The first example alludes to Moses and the remaining two to Greek gods.
- Conflict: There are two types of conflicts in the play, Death of a Salesman. The first one is the external conflict that is going on between Willy Loman and the competitive world around him as well as his own family. Another is the internal conflict of Willy, his fight with the heavy odds of life, and about the troubles of his life how they are going to be resolved.
- Climax: The climax of the play, Death of a Salesman, occurs when Willy confronts his distressed son, Biff, for the last time.
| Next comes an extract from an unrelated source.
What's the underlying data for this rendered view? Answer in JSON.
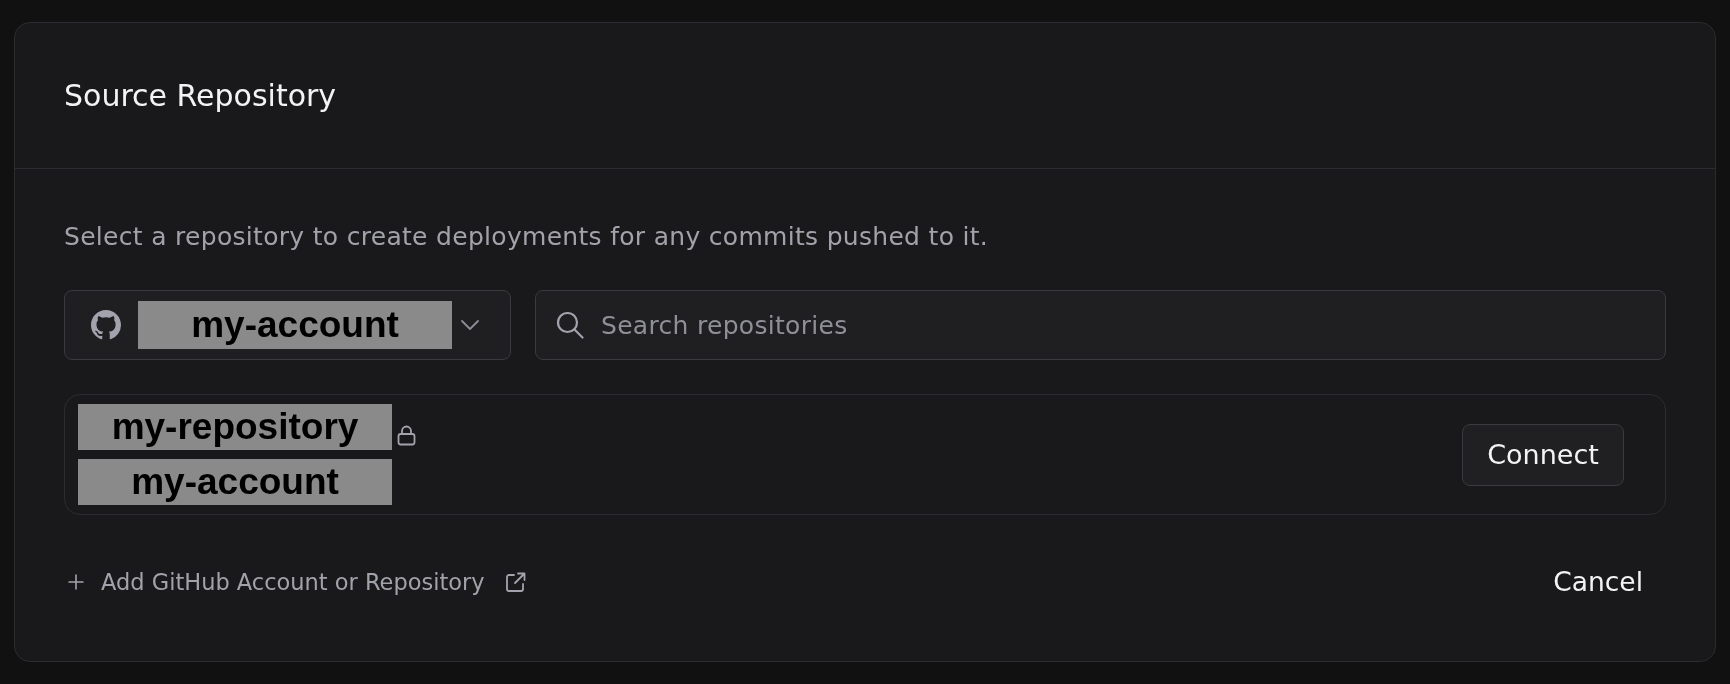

- Characters: Death of a Salesman presents both static as well as dynamic characters. Willy’s sons Biff, and Happy are dynamic characters as they change their attitude toward life as well as their father. However, the rest of the characters do not see any change in their behavior as they are static characters like Willy Loman, Linda, Charlie, and Bernard.
- Irony: The play shows situational irony in the following examples,
i. That’s just what I mean. Bernard can get the best marks in school, y’understand, but when he gets out in the business world, y’understand, you are going to be five times ahead of him. That’s why I thank Almighty God you’re both built like Adonises. Because the man who makes an appearance in the business world, the man who creates personal interest, is the man who gets ahead. Be liked and you will never want. (Act-I)
ii. CHARLEY (an arm on Bernard’s shoulder): How do you like this kid? Gonna argue a case in front of the Supreme Court.
The irony is clear in the first example through the mention of Adonises and in the second through the mention of the Supreme Court.
- Metaphor: Death of a Salesman shows good use of various metaphors besides the extended metaphors of good versus evil such as,
i. I am a dime a dozen, and so are you. (Act-II)
ii. The world is an oyster, but you don’t crack it open on a mattress. (Act-I)
These examples show that characters and the world have been compared to different things to make them feel prominent.
- Mood: The Play, Death of a Salesman, shows a melancholic, though it becomes tragic, ironic, and highly satiric at times. Sometimes, it also becomes gloomy when Willy is trapped in the troubles of life
- Motif: Most essential motifs of Death of a Salesman are mythic figures, the American West, and the African jungle.
- Protagonist: Willy Loman is the protagonist of the play. The text starts with his discontent with his life and ends with his tragic death.
- Rhetorical Questions: The play shows the use of rhetorical questions at various places such as,
i. CHARLEY: Without pay? What kind of a job is a job without pay? (Act-II)
ii. WILLY: What’s the matter with you? I’ve got a job. (Act-II)
iii. CHARLEY: Why must everybody like you? Who liked J. P. Morgan? Was he impressive?
These examples show the use of rhetorical questions asked by Charley and Willy but they do not need answers. They are self-explanatory.
- Theme: A theme is a central idea that the novelist or the writer wants to stress upon. The play, Death of a Salesman, shows the clash between dream and reality, the idea of the American dream and betrayal.
- Setting: The setting of the play is Willy Loman’s house, his yard, and other places he visits in Boston and New York.
- Tone: The tone of the text is somber, serious, melancholic, and tragic.
- Simile: The play shows the use of similes at various places such as,
WILLY: Sure. Certain men just don’t get started till later in life. Like Thomas Edison; I think. Or B. F. Goodrich. (Act-I)
ii. He’s not to be allowed to fall into his grave like an old dog. (Act-I)
iii. Like a young god. Hercules — something like that. (Act-I)
These use of “like” in these examples show as things have been compared such as men with Thomas Edison, then Willy with an old dog, and then a person with Hercules.
- Symbols: Death of a Salesman presents various symbols such as seeds and diamond symbolize Willy’s hope and the American dream and the rubber horse symbolizes false hopes.